Dataset rows describing interfaces

_____

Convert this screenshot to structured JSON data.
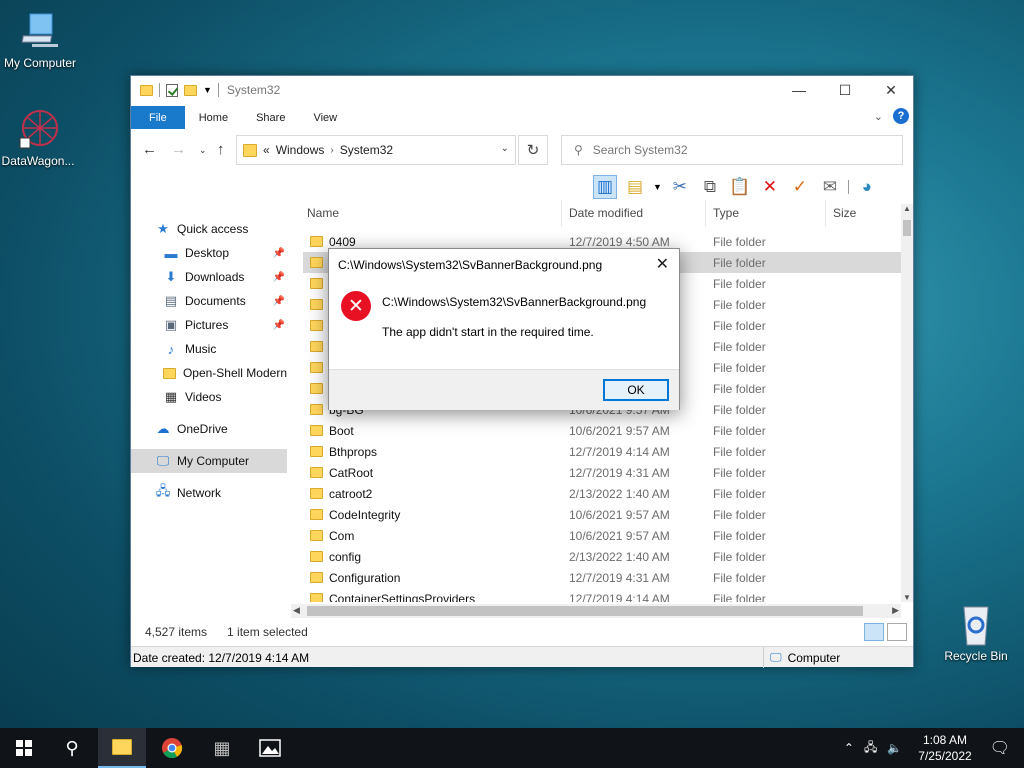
{
  "desktop": {
    "icons": [
      {
        "label": "My Computer",
        "icon": "computer-icon"
      },
      {
        "label": "DataWagon...",
        "icon": "network-globe-icon"
      },
      {
        "label": "Recycle Bin",
        "icon": "recycle-bin-icon"
      }
    ]
  },
  "window": {
    "title": "System32",
    "ribbon_tabs": [
      "File",
      "Home",
      "Share",
      "View"
    ],
    "address": {
      "prefix": "«",
      "crumbs": [
        "Windows",
        "System32"
      ]
    },
    "search_placeholder": "Search System32",
    "nav": {
      "items": [
        {
          "label": "Quick access",
          "icon": "star-icon"
        },
        {
          "label": "Desktop",
          "icon": "desktop-icon",
          "pinned": true
        },
        {
          "label": "Downloads",
          "icon": "download-icon",
          "pinned": true
        },
        {
          "label": "Documents",
          "icon": "documents-icon",
          "pinned": true
        },
        {
          "label": "Pictures",
          "icon": "pictures-icon",
          "pinned": true
        },
        {
          "label": "Music",
          "icon": "music-icon"
        },
        {
          "label": "Open-Shell Modern",
          "icon": "folder-icon"
        },
        {
          "label": "Videos",
          "icon": "videos-icon"
        },
        {
          "label": "OneDrive",
          "icon": "cloud-icon"
        },
        {
          "label": "My Computer",
          "icon": "computer-icon"
        },
        {
          "label": "Network",
          "icon": "network-icon"
        }
      ]
    },
    "columns": [
      "Name",
      "Date modified",
      "Type",
      "Size"
    ],
    "files": [
      {
        "name": "0409",
        "date": "12/7/2019 4:50 AM",
        "type": "File folder"
      },
      {
        "name": "",
        "date": "",
        "type": "File folder"
      },
      {
        "name": "",
        "date": "",
        "type": "File folder"
      },
      {
        "name": "",
        "date": "",
        "type": "File folder"
      },
      {
        "name": "",
        "date": "",
        "type": "File folder"
      },
      {
        "name": "",
        "date": "",
        "type": "File folder"
      },
      {
        "name": "",
        "date": "",
        "type": "File folder"
      },
      {
        "name": "",
        "date": "",
        "type": "File folder"
      },
      {
        "name": "bg-BG",
        "date": "10/6/2021 9:57 AM",
        "type": "File folder"
      },
      {
        "name": "Boot",
        "date": "10/6/2021 9:57 AM",
        "type": "File folder"
      },
      {
        "name": "Bthprops",
        "date": "12/7/2019 4:14 AM",
        "type": "File folder"
      },
      {
        "name": "CatRoot",
        "date": "12/7/2019 4:31 AM",
        "type": "File folder"
      },
      {
        "name": "catroot2",
        "date": "2/13/2022 1:40 AM",
        "type": "File folder"
      },
      {
        "name": "CodeIntegrity",
        "date": "10/6/2021 9:57 AM",
        "type": "File folder"
      },
      {
        "name": "Com",
        "date": "10/6/2021 9:57 AM",
        "type": "File folder"
      },
      {
        "name": "config",
        "date": "2/13/2022 1:40 AM",
        "type": "File folder"
      },
      {
        "name": "Configuration",
        "date": "12/7/2019 4:31 AM",
        "type": "File folder"
      },
      {
        "name": "ContainerSettingsProviders",
        "date": "12/7/2019 4:14 AM",
        "type": "File folder"
      }
    ],
    "status": {
      "count": "4,527 items",
      "selected": "1 item selected"
    },
    "details": {
      "created": "Date created: 12/7/2019 4:14 AM",
      "location": "Computer"
    }
  },
  "dialog": {
    "title": "C:\\Windows\\System32\\SvBannerBackground.png",
    "path": "C:\\Windows\\System32\\SvBannerBackground.png",
    "message": "The app didn't start in the required time.",
    "ok_label": "OK"
  },
  "taskbar": {
    "time": "1:08 AM",
    "date": "7/25/2022"
  }
}
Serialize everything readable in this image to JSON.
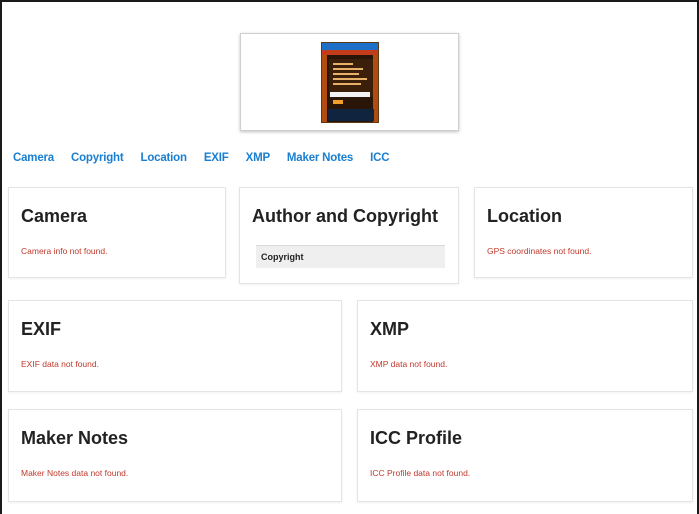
{
  "nav": {
    "links": [
      "Camera",
      "Copyright",
      "Location",
      "EXIF",
      "XMP",
      "Maker Notes",
      "ICC"
    ]
  },
  "cards": {
    "camera": {
      "title": "Camera",
      "message": "Camera info not found."
    },
    "copyright": {
      "title": "Author and Copyright",
      "row_label": "Copyright"
    },
    "location": {
      "title": "Location",
      "message": "GPS coordinates not found."
    },
    "exif": {
      "title": "EXIF",
      "message": "EXIF data not found."
    },
    "xmp": {
      "title": "XMP",
      "message": "XMP data not found."
    },
    "maker": {
      "title": "Maker Notes",
      "message": "Maker Notes data not found."
    },
    "icc": {
      "title": "ICC Profile",
      "message": "ICC Profile data not found."
    }
  },
  "colors": {
    "link": "#1a7fd1",
    "error": "#c0392b"
  }
}
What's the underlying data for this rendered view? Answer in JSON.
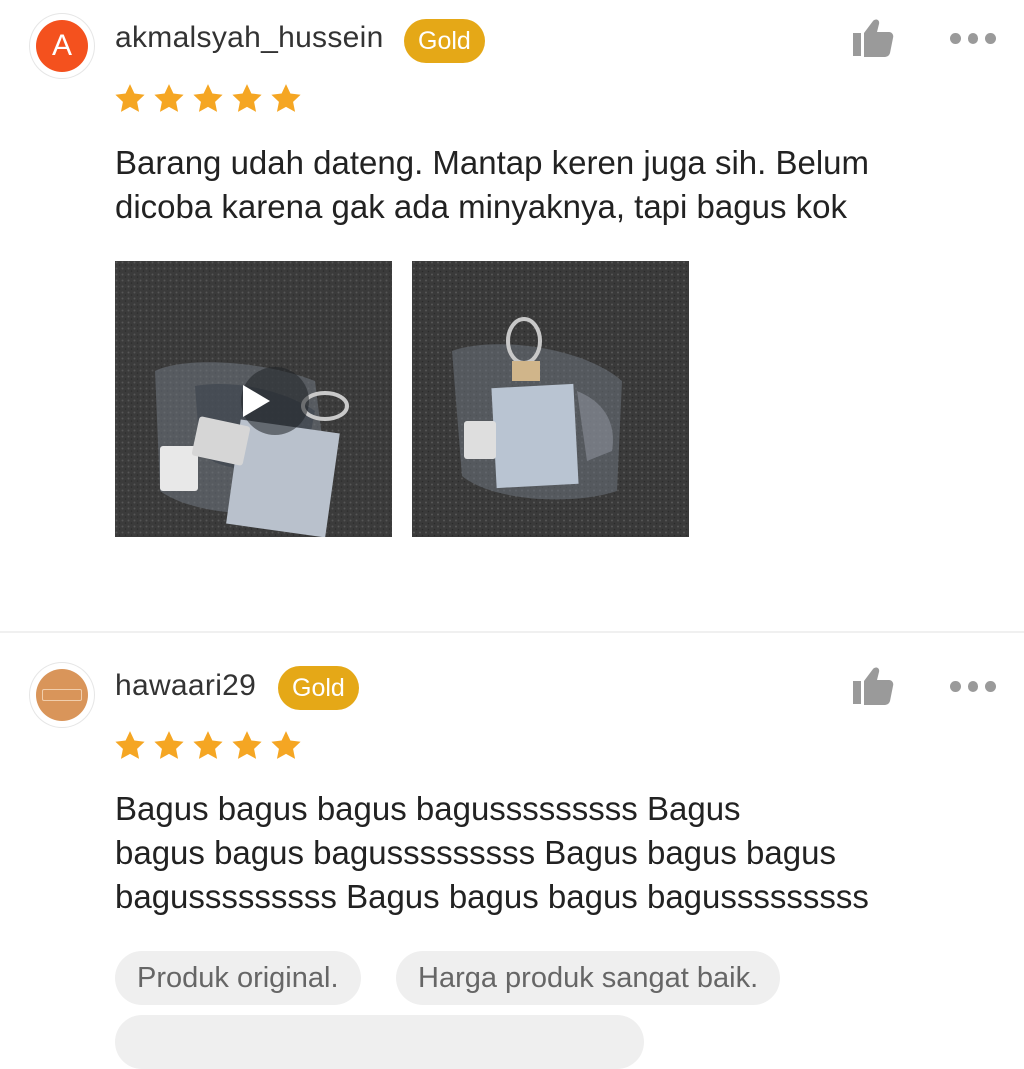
{
  "reviews": [
    {
      "username": "akmalsyah_hussein",
      "avatar_letter": "A",
      "avatar_color": "#f4511e",
      "badge": "Gold",
      "rating": 5,
      "text_lines": [
        "Barang udah dateng. Mantap keren juga sih. Belum",
        "dicoba karena gak ada minyaknya, tapi bagus kok"
      ],
      "media": [
        {
          "type": "video",
          "thumbnail": "keychain photo"
        },
        {
          "type": "image",
          "thumbnail": "keychain photo"
        }
      ]
    },
    {
      "username": "hawaari29",
      "avatar_color": "#d9955a",
      "badge": "Gold",
      "rating": 5,
      "text_lines": [
        "Bagus bagus bagus bagusssssssss Bagus",
        "bagus bagus bagusssssssss Bagus bagus bagus",
        "bagusssssssss Bagus bagus bagus bagusssssssss"
      ],
      "tags": [
        "Produk original.",
        "Harga produk sangat baik."
      ]
    }
  ],
  "icons": {
    "like": "thumbs-up-icon",
    "more": "more-horizontal-icon",
    "star": "star-icon",
    "play": "play-icon"
  },
  "colors": {
    "badge": "#e5a817",
    "star": "#f5a623",
    "tag_bg": "#efefef"
  }
}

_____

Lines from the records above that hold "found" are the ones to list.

      "message": "Camera info not found."
      "message": "GPS coordinates not found."
      "message": "EXIF data not found."
      "message": "XMP data not found."
      "message": "Maker Notes data not found."
      "message": "ICC Profile data not found."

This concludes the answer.